(I'm going to complicate this by also having rings apply some abilities only to items wielded in the hand they are worn on. This will be the left-hand for shooting and secondary weapons, and the right-hand for primary weapons.)

In the part five, I'll look at how Unangband evaluates the relative power of magic items, taking into account the inheritance or non-inheritance of various flags while keeping the above issues in mind.

But first, in part four, I'll take another look at skill acquisition.


Kris said...

So no more continual_light + high_pvalue_item abuse? But I liked my Rings Of Speed And Absurd Visual Range... 8-)

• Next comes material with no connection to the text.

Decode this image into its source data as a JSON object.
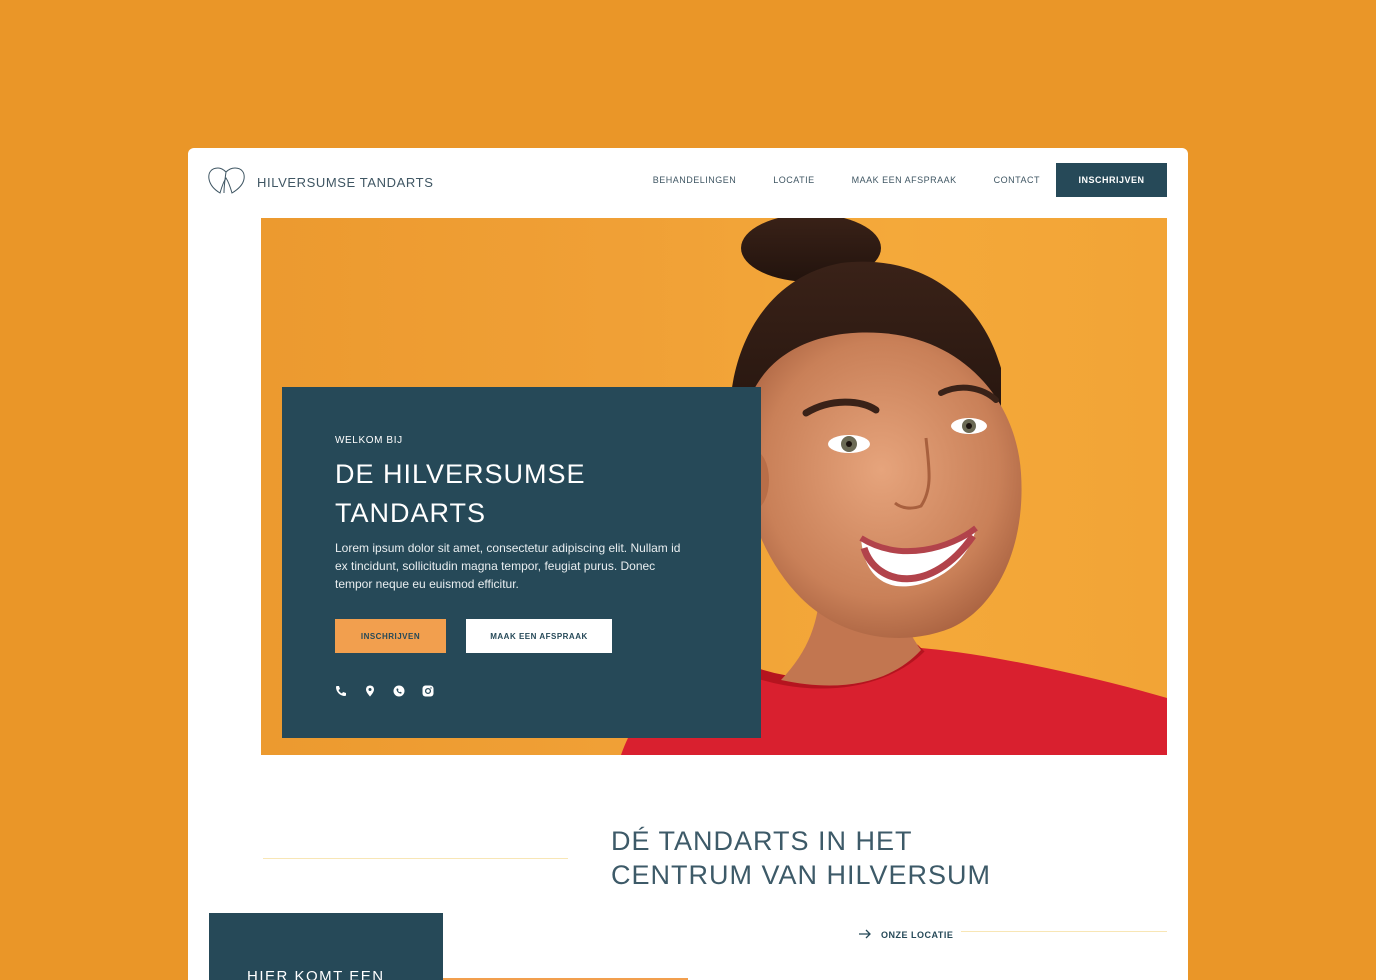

The left-hand for shooting weapons doesn't make so much sense for me. Is that just needed-for-game-balance-dont-ask-too-many-questions?

To ask more questions regardless of whether I ought to: Should 2-handed weapons take advantage of both rings? I seem to recall larger weapons are still underutilized, so this might be good balance as well as make sense...

Andrew Doull said...

If you're firing a bow, you hold the bow part in your off hand...

And yes on the two weapon front.

VRBones said...

I haven't played too much with traps, but wouldn't they simply require a wieldable weapon (trap implements a swinging motion within 1 square) or a shootable ammo (projectile based trap design aimed in a direction)? I had always pictured the trap components to give an automated use of the item, not having the item purpose-built for a trap. Maybe the trap-setting ability/components needs to have a designation of the type of ammo needed (or multiple types) with the multiplier imbued.

Maybe ammo could get away with only one damage/aiming multiplier for the intended firing mechanism (thrown / bow / crossbow) and ignore it for other types, but if you're building a double array anyway it's probably not worth worrying about as it MAY be useful to have an ammo that can be used in multiple firing types, however unlikely.

Just had a thought: Enchanting items will be a tad more tricky too. I'd hate to enchant arrows to find out they've increased their crossbow effectiveness instead. Actually I guess it'll just be another layer of selection as to where the pval goes...

Nathan said...

Archery effecting rings really should be worn on the dominant hand.

Two draw types use something that would reasonably use the ring slot.

The Mediterranean draw uses

The Mongolian draw uses

The remaining pinch draw cannot be used to draw a stiff bow fully without exceptional hand strength.

If gauntlets are ever split into separate left and right items archery gauntlets are also worn on the dominant hand.

The dominant hand is also the hand in contact with the arrow. A ring of acid making your bow acidic will accomplish far less than one making the arrow acidic.

Sid Menon said...


Doesn't the bow elementalize the arrow? I thought the advantage of a Ring of Acid Arrow/Bolt/etc. would treat the bow itself as a conduit for the ring's magic.

I suppose this is a fiction-level discussion for a gameplay consideration in a game with minimal narrative emphasis.